● RECORDS FOR PROCESSING:
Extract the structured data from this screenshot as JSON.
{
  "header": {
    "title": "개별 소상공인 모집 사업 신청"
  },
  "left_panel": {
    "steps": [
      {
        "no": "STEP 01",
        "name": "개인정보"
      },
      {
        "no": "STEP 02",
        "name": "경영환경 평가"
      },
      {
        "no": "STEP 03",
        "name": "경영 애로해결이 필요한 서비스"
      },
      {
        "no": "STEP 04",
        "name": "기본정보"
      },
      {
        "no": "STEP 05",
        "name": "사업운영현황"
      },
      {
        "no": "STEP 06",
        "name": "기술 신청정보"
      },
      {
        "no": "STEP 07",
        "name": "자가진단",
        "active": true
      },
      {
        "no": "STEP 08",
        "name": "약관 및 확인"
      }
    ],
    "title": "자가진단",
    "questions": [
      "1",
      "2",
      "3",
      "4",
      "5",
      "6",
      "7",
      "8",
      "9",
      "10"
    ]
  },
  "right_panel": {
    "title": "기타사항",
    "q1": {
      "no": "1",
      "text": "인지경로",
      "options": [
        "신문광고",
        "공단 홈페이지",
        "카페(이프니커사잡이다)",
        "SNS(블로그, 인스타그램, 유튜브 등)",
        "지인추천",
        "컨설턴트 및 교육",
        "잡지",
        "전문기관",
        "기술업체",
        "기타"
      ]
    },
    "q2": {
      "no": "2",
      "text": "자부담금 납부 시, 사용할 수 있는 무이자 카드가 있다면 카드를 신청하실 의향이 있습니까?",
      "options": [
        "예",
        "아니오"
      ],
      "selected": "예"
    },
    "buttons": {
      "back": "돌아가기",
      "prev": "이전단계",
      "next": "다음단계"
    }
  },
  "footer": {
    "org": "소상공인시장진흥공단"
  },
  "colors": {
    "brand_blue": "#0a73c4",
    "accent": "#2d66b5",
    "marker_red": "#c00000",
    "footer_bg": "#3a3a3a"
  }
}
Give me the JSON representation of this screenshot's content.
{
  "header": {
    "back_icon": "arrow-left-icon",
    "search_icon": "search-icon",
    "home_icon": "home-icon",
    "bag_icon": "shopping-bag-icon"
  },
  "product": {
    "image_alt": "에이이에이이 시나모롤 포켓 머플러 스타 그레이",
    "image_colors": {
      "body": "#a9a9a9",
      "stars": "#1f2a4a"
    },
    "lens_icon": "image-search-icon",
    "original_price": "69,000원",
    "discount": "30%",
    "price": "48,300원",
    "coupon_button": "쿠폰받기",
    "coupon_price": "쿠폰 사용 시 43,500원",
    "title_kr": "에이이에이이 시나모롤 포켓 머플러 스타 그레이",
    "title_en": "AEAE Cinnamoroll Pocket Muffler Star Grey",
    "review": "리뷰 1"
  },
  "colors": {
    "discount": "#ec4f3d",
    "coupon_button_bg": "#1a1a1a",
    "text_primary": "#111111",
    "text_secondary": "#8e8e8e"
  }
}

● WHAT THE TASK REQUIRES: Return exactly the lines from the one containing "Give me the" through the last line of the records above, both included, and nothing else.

● TASK SOLUTION:
Give me the JSON representation of this screenshot's content.
{
  "header": {
    "back_icon": "arrow-left-icon",
    "search_icon": "search-icon",
    "home_icon": "home-icon",
    "bag_icon": "shopping-bag-icon"
  },
  "product": {
    "image_alt": "에이이에이이 시나모롤 포켓 머플러 스타 그레이",
    "image_colors": {
      "body": "#a9a9a9",
      "stars": "#1f2a4a"
    },
    "lens_icon": "image-search-icon",
    "original_price": "69,000원",
    "discount": "30%",
    "price": "48,300원",
    "coupon_button": "쿠폰받기",
    "coupon_price": "쿠폰 사용 시 43,500원",
    "title_kr": "에이이에이이 시나모롤 포켓 머플러 스타 그레이",
    "title_en": "AEAE Cinnamoroll Pocket Muffler Star Grey",
    "review": "리뷰 1"
  },
  "colors": {
    "discount": "#ec4f3d",
    "coupon_button_bg": "#1a1a1a",
    "text_primary": "#111111",
    "text_secondary": "#8e8e8e"
  }
}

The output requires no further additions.